CONAN: Let's see if we'd get a caller in. This is Dave, Dave on the line with us from Denver.
DAVE: Thank you very much for taking the call. My question is where does SEATO, the Southeast Asia Treaty Organization fit in the emerging calculus with regard to the disposition of the South China Sea and its resources? And a follow-up is could this issue, with regard to the South China Sea, prove a tipping point for China making an earnest effort to retake Taiwan?
KAPLAN: OK. On the first question, the issue is really ASEAN, the Association for Southeast Asian Nations, and ASEAN is nowhere near being as strong as the European Union with all of Europe's problems. But ASEAN has been - has becoming more of a factor as each year goes along, and the Chinese would like to prevent ASEAN from getting involved more deeply in South China Sea issues because again, the Chinese don't want to deal with all of these littoral countries as a group. It wants to deal with them separately in a divide-and-conquer strategy.
Taiwan is sort of a cork in the bottle at the top of the South China Sea. It connects the, you know, the conflict systems of the South China Sea with that of Northeast Asia and the Korean Peninsula. Taiwan and China, you know, have conflicting claims for of all the islands in the South China Sea. Remember, Taiwan also adheres to the cow's tongue or the nine-dash line. The only difference it has with Beijing is it claims that it's the real government of all of China, not Beijing.
Interestingly, I was just recently out to the Pratas Island in the South China Sea, which is occupied by Taiwan, though mainland China claims it. And this will give you a picture of what this is really all about. The Pratas Island is the largest island in the South China Sea, but it's less than two miles long and only half a mile wide including a lagoon.
It's basically a runway a few inches above water with a few buildings clustered around it. And this is what people are fighting over or, you know, or have a rivalry over, these essentially runways in the middle of the ocean because near these runway - these runways give Taiwan or anyone else power projection capability.
And because there maybe oil and natural gas around these regions, these claims really get contentious. But I don't see that China will allow South China Sea issues to make it more truculent in any - in terms of an invasion of Taiwan.

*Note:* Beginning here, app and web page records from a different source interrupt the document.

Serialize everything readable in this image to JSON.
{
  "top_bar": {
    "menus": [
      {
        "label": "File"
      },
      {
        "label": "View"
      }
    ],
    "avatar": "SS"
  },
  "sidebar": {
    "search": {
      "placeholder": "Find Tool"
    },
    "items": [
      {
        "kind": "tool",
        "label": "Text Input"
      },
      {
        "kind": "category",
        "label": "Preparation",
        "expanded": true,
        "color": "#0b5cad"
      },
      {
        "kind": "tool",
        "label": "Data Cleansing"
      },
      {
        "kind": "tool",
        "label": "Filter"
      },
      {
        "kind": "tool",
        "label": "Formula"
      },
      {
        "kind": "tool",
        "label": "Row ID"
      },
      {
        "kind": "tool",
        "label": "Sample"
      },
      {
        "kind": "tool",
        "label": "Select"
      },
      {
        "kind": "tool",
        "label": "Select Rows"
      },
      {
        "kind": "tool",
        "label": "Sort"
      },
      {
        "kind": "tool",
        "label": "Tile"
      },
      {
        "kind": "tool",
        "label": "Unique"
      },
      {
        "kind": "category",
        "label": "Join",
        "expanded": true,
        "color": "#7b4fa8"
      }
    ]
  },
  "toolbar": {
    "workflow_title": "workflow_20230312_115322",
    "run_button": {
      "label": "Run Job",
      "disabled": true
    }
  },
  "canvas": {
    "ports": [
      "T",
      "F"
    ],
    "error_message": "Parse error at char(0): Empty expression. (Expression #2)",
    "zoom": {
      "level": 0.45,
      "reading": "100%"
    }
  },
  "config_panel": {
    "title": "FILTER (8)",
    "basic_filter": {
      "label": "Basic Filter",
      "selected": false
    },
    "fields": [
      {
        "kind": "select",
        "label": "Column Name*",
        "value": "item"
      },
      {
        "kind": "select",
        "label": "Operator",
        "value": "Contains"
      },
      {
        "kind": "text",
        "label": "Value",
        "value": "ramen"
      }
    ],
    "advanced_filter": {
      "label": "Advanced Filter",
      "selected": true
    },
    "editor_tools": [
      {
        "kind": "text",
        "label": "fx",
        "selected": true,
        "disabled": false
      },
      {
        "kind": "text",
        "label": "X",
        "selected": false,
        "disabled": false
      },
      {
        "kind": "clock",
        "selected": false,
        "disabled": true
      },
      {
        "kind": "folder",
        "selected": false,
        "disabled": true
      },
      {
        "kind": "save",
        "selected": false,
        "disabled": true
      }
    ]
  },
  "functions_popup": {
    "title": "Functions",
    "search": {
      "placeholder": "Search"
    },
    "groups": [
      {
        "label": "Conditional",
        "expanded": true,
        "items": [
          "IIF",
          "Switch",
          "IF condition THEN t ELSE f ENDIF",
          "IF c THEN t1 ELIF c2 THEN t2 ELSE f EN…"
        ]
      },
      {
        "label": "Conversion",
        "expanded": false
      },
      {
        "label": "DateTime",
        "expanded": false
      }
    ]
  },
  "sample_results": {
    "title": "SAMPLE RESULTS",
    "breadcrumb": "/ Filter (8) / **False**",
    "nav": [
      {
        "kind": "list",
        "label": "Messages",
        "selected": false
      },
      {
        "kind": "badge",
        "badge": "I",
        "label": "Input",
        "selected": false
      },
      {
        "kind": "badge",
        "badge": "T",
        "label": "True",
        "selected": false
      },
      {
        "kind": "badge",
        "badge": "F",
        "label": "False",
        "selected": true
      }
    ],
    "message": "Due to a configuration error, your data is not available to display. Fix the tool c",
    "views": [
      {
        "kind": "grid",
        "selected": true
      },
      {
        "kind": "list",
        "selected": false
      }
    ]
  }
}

CONAN: Robert Kaplan, thanks very much for your time. Tomorrow, Christopher Buckley will be with us. It's the TALK OF THE NATION from NPR News. Transcript provided by NPR, Copyright National Public Radio.